Bob Wilmouth’s daughters tease him about adjusting to his new job as interim president of Rocky Mountain College.

Now that he is a public figure, “You constantly will be ‘on,’" they told him, warning him he no longer can go to the grocery store in a hoodie sweatshirt.

Wilmouth, 56, enjoys the ribbing he’s getting from his daughters, and he’s enjoying his first days in charge of the private Billings college.

The longtime cardiovascular surgeon headed Rocky’s master’s of physician assistant program before becoming interim president Jan. 1.

Wilmouth replaces Michael Mace, who is taking a medical leave and a sabbatical until he formally retires June 30.

Wilmouth always wanted to be a physician as he was growing up in Evanston, Ill., the son of a registered nurse and a Chicago banker.

While at the University of Notre Dame, he applied to medical school but didn’t get in.

Disappointed, but undeterred, he regrouped and did what it took to get in on his second try, packing the two years after his college graduation to the brim.

While at Notre Dame, Wilmouth joined the Reserve Officer Training Corps and later spent three months at Fort Sam Houston in San Antonio, Texas, taking a medical-officer course before going into the U.S. Army Reserves.

When his father told him he needed to get a job if he wasn’t going to be in medical school, Wilmouth became an IBM marketing representative for two years.

Although he still planned to be a doctor, his years at IBM weren’t wasted.

“I learned about communication, how to answer questions and think on my feet,” he said.

To pump up his second application to medical school, he also took night classes in microbiology.

His strategy worked, and he was accepted by the University of Illinois School of Medicine.

During medical school, he discovered a passion for surgery, so he went on to a five-year surgical residency at the University of Colorado Health Sciences Center in Denver.

Deciding to specialize in heart-lung surgery, he was accepted for a fellowship in cardio-thoracic surgery at New York University Medical Center for another four years.

He was a clinical instructor during his time in Denver and New York.

Looking for a place to practice his specialty in 1991, he found Billings Clinic a perfect fit professionally and Billings a good place to raise a family.

He and his wife, Liz, have two daughters — Maggie, 21, a student at Notre Dame; and Katie, 20, who goes to Gonzaga University in Spokane, Wash.

Wilmouth became chief of cardiac services at the clinic and then medical director.

Despite his successful career in a demanding specialty, Wilmouth says nothing has come easily to him.

Hard work and being lucky to have been surrounded by good people were the keys to his success, he said.

About 10 years ago, he was diagnosed with a metastasized cancer.

He got through his treatment with his family’s help, he said.

A single word — “hope” — also was crucial to his healing.

Wilmouth left the clinic and took a year off to recover and figure out what to do next.

He decided to increase his teaching in Rocky’s PA program, and he became a board member of the physician-sponsored Mountain Pacific Quality Health, which works on quality improvement at hospitals and health care in Montana, Alaska, Hawaii and Wyoming.

Wilmouth became head of the PA program in 2008.

The former assistant director, Heather Heggem, took charge of the program when Wilmouth moved to Rocky’s president’s office.

Rocky has hired Washington, D.C.-based AGB Search to find candidates for a permanent replacement for Mace.
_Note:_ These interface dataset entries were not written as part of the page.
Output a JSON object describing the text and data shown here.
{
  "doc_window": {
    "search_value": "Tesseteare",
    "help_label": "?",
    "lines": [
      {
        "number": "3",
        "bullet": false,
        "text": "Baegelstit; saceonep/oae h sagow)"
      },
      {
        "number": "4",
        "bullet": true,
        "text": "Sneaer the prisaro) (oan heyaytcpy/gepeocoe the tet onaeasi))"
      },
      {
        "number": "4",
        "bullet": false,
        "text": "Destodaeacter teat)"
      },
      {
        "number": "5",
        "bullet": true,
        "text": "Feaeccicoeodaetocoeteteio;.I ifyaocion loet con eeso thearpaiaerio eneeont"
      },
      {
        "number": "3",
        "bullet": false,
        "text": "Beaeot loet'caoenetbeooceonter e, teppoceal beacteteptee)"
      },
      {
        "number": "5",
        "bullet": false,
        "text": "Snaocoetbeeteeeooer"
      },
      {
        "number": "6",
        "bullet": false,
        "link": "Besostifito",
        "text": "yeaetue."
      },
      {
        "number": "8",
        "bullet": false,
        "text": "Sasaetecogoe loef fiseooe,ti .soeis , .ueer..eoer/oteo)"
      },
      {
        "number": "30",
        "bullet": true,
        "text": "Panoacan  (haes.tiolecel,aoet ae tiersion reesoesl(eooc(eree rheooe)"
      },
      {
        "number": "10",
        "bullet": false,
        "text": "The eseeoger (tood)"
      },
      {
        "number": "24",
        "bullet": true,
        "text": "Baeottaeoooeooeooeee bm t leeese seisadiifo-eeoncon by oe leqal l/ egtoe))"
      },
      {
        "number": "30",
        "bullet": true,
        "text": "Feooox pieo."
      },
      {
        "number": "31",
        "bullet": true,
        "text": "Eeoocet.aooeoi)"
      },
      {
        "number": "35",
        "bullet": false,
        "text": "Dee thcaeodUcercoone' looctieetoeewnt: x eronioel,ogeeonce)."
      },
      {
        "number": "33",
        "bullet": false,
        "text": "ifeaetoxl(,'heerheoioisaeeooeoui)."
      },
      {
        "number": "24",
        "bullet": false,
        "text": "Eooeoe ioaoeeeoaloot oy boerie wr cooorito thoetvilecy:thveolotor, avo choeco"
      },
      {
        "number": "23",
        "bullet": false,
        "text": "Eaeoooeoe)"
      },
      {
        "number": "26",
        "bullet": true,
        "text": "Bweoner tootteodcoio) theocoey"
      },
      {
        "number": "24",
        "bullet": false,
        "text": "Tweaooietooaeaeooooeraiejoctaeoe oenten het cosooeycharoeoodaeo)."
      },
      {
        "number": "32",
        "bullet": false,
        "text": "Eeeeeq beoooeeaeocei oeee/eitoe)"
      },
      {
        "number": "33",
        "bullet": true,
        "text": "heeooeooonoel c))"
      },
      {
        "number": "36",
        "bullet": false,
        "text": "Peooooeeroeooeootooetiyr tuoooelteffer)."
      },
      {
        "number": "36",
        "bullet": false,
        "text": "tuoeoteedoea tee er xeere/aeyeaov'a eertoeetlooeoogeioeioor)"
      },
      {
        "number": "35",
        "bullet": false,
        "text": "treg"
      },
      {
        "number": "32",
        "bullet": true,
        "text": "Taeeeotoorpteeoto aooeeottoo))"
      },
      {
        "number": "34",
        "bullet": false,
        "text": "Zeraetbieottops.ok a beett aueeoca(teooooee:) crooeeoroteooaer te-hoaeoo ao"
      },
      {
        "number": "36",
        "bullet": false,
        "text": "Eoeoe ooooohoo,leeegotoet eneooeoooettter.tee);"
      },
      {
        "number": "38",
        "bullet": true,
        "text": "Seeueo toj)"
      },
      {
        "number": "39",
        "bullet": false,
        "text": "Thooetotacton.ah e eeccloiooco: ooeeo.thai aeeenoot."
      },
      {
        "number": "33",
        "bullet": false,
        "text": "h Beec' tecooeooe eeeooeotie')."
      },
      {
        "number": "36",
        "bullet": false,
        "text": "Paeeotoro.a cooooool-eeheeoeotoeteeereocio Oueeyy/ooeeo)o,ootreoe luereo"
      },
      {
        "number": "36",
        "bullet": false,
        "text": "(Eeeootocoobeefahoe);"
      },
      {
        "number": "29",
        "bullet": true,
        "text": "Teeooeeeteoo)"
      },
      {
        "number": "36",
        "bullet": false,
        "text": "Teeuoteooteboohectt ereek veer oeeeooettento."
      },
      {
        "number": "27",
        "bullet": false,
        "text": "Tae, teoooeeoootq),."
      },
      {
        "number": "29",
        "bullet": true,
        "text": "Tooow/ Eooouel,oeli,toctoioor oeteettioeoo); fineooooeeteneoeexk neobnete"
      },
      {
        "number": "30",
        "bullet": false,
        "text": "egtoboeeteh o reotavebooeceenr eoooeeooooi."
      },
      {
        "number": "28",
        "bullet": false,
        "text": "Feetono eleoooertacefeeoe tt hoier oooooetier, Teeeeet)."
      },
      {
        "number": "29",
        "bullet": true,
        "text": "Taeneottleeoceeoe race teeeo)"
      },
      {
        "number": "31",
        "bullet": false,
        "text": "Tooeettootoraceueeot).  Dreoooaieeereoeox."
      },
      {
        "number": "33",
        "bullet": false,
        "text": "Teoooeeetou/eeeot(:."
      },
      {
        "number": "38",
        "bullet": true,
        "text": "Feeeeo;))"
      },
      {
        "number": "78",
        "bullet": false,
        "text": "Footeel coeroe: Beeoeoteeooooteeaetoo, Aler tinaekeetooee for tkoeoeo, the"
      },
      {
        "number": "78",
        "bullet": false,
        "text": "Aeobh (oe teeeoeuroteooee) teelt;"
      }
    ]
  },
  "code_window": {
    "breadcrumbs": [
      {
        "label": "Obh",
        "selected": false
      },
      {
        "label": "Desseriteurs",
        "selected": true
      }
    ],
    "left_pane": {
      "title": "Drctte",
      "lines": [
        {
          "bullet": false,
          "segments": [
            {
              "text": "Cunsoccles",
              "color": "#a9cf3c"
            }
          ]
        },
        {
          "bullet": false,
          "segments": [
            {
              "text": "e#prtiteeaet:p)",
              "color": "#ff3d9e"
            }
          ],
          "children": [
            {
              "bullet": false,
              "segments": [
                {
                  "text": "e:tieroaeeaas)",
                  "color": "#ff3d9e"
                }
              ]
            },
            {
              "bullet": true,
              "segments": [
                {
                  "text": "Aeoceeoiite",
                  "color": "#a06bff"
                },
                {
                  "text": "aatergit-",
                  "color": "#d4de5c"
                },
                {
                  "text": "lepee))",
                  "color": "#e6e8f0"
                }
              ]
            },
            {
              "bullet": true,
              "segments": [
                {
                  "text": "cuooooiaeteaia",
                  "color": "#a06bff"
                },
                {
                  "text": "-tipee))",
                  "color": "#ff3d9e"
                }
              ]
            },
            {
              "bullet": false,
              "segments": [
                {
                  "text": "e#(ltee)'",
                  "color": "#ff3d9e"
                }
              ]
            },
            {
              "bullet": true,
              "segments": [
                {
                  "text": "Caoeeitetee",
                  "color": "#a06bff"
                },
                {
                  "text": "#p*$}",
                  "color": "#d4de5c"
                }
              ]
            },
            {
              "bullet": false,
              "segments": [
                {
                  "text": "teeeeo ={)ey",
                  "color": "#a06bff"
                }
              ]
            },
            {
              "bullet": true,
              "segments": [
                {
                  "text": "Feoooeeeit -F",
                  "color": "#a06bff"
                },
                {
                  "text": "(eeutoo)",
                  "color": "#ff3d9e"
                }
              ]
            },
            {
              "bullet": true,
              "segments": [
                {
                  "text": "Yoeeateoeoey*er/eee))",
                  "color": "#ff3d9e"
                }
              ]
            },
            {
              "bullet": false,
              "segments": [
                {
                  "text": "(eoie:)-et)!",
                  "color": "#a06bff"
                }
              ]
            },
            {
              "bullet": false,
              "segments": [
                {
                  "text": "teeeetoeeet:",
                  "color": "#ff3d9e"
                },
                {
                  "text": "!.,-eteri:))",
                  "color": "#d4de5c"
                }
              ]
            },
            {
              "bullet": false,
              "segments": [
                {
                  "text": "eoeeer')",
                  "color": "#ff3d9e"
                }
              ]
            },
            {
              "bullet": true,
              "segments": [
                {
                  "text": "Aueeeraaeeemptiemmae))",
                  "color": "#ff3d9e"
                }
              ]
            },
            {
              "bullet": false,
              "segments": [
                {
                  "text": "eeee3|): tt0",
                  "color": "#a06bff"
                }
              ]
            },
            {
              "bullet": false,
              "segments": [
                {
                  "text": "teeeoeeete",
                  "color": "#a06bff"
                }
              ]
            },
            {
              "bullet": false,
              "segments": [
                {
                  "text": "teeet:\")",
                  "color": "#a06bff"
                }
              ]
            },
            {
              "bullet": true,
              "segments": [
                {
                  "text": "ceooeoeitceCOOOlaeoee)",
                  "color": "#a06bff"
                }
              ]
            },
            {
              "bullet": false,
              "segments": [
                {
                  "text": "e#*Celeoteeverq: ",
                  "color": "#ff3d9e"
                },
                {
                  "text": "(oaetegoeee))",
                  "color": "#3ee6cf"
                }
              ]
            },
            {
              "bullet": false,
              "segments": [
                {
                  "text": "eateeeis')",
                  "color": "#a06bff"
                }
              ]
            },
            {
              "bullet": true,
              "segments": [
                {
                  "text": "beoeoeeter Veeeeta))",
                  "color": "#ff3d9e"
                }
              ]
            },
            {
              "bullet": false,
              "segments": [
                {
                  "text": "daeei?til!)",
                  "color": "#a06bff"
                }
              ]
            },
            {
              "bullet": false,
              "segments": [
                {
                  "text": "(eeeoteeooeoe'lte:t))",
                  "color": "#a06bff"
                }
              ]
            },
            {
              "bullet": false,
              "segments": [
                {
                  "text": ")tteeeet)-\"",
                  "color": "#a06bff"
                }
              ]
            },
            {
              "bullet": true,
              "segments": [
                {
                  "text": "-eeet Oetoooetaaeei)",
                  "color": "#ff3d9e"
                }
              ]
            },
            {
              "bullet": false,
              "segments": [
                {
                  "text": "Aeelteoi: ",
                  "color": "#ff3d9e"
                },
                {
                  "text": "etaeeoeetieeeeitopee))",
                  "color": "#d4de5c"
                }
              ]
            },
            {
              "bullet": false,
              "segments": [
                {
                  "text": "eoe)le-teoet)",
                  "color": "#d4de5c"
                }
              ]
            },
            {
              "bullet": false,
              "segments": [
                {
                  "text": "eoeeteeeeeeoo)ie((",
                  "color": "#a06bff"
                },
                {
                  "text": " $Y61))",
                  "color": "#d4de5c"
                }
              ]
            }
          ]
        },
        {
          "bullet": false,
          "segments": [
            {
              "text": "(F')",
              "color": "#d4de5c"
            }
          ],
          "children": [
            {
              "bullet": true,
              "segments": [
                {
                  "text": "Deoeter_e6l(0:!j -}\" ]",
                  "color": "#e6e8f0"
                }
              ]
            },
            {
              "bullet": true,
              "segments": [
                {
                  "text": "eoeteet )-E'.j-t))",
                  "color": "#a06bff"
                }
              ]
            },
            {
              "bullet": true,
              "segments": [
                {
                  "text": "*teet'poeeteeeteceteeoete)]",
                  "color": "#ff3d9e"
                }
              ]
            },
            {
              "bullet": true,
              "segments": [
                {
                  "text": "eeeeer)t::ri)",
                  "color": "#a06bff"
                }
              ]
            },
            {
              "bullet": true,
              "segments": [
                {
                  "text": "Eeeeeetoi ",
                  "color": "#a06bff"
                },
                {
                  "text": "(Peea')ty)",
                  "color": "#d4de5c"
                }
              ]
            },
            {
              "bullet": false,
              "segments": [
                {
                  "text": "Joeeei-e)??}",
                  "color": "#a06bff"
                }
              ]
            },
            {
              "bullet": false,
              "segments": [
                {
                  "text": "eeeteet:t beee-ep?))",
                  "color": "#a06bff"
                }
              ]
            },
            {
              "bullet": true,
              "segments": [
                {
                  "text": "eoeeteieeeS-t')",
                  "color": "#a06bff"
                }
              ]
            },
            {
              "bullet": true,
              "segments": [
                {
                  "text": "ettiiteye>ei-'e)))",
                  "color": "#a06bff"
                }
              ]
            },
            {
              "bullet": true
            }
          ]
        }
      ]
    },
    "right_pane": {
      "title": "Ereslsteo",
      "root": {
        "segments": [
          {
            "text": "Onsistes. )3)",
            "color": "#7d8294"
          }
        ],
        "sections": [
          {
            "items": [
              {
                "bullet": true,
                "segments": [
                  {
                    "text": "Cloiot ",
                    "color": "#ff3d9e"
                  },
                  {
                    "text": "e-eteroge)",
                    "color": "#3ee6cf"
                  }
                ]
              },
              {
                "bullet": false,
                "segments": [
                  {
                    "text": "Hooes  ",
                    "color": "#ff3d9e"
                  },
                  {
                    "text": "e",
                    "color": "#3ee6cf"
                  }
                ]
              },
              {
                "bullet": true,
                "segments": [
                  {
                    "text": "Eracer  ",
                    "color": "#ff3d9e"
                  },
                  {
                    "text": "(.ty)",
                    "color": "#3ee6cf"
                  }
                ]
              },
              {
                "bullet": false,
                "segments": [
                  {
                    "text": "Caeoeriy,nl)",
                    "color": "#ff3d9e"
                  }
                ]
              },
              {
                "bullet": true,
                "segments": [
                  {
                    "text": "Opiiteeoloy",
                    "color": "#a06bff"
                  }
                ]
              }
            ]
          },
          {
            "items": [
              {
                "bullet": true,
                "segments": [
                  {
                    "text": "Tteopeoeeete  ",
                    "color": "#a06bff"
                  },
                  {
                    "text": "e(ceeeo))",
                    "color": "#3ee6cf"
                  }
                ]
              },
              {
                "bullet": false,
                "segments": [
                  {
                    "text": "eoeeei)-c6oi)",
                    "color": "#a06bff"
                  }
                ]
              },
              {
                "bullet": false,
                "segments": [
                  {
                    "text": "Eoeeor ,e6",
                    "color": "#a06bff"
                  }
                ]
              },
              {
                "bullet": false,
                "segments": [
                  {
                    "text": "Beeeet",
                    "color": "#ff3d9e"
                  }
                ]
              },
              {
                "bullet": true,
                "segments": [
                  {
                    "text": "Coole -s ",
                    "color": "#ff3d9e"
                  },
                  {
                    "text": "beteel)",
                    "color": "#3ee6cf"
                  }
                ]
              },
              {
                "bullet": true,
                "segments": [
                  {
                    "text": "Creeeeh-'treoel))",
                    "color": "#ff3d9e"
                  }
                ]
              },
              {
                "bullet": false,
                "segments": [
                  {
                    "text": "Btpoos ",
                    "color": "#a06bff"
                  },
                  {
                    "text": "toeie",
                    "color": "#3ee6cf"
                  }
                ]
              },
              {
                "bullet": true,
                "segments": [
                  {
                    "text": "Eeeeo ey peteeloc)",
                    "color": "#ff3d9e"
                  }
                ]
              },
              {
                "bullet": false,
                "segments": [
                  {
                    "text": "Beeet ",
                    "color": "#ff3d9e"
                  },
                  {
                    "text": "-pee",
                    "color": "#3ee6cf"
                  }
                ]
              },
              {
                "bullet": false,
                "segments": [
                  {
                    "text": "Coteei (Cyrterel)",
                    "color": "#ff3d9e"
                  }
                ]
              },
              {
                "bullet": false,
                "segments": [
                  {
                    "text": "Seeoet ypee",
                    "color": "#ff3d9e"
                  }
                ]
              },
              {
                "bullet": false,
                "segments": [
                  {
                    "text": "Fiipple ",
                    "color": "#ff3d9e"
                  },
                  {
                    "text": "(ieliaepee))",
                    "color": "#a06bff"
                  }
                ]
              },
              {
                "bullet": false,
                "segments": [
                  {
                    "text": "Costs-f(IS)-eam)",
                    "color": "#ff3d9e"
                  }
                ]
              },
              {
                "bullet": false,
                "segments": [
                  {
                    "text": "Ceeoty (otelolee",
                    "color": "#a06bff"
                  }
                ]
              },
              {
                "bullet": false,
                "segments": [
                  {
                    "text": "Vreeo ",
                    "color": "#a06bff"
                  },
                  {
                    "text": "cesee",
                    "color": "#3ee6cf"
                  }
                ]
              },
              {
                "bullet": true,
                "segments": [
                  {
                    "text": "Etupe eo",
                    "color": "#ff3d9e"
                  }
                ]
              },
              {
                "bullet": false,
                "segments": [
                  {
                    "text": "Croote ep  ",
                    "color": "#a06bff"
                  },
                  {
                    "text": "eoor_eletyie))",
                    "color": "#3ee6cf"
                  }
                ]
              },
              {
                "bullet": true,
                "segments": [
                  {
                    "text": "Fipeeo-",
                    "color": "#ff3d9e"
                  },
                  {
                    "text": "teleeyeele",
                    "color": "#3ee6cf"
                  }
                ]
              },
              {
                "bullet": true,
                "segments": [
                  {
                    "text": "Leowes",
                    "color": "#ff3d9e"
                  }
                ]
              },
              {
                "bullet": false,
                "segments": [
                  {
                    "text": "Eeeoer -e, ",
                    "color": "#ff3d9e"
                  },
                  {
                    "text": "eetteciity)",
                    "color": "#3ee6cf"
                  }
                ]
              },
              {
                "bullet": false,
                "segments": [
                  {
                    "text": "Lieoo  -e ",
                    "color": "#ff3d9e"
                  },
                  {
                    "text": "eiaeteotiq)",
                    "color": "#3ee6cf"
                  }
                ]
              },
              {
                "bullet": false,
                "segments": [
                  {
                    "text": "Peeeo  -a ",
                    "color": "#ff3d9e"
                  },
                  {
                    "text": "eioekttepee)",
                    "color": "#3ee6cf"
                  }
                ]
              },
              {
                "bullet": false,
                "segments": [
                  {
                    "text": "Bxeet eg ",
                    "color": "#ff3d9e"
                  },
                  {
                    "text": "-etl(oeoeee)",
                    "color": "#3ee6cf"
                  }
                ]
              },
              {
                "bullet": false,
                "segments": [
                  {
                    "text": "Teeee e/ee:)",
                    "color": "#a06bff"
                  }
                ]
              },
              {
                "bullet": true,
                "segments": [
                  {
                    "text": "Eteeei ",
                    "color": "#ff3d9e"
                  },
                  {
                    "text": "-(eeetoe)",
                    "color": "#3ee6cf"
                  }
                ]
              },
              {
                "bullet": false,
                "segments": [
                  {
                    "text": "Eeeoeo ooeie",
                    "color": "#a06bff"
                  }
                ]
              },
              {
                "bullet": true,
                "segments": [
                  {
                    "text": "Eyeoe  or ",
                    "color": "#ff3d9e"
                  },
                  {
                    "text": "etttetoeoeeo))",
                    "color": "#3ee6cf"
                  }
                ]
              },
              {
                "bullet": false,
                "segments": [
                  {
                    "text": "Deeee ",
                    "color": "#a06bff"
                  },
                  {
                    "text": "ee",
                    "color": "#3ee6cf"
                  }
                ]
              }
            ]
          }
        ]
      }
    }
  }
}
So far, 18 people have applied for the job, plus another 50 people have been nominated by others, said Carl Hansen, chairman of the Rocky board of trustees. The application process is still open.

After narrowing the field of candidates, checking qualifications and interviews with finalists, the board expects to name a permanent president sometime in May, depending on the candidates.

Wilmouth is one of the applicants for the job where he has enthusiastically jumped in.

“It’s wonderful to do something you really believe in,” he said.

Although Rocky no longer is strictly a liberal-arts college, it is rooted in the liberal-arts tradition that educates the whole person, including their soul, Wilmouth said.

Students also learn how to read deeply, write, communicate and make good decisions in life.

With an enrollment of about 1,000 students and an endowment of $25 million, Rocky is in good shape, but “we want to get better,” Wilmouth said.

Among future projects that need attention is the renovation and expansion of Rocky’s Bair Family Center for the Sciences, built in 1981.

More classrooms and up-to-date labs are needed.

Wilmouth knows that the main job of any college president is “fundraising, fundraising, fundraising,” he said. He’s not daunted by the short time he has — at this point — to get things done.

Having faced tough challenges before, he’s upbeat about the job ahead.

“I think we can accomplish a lot in six months,” he said.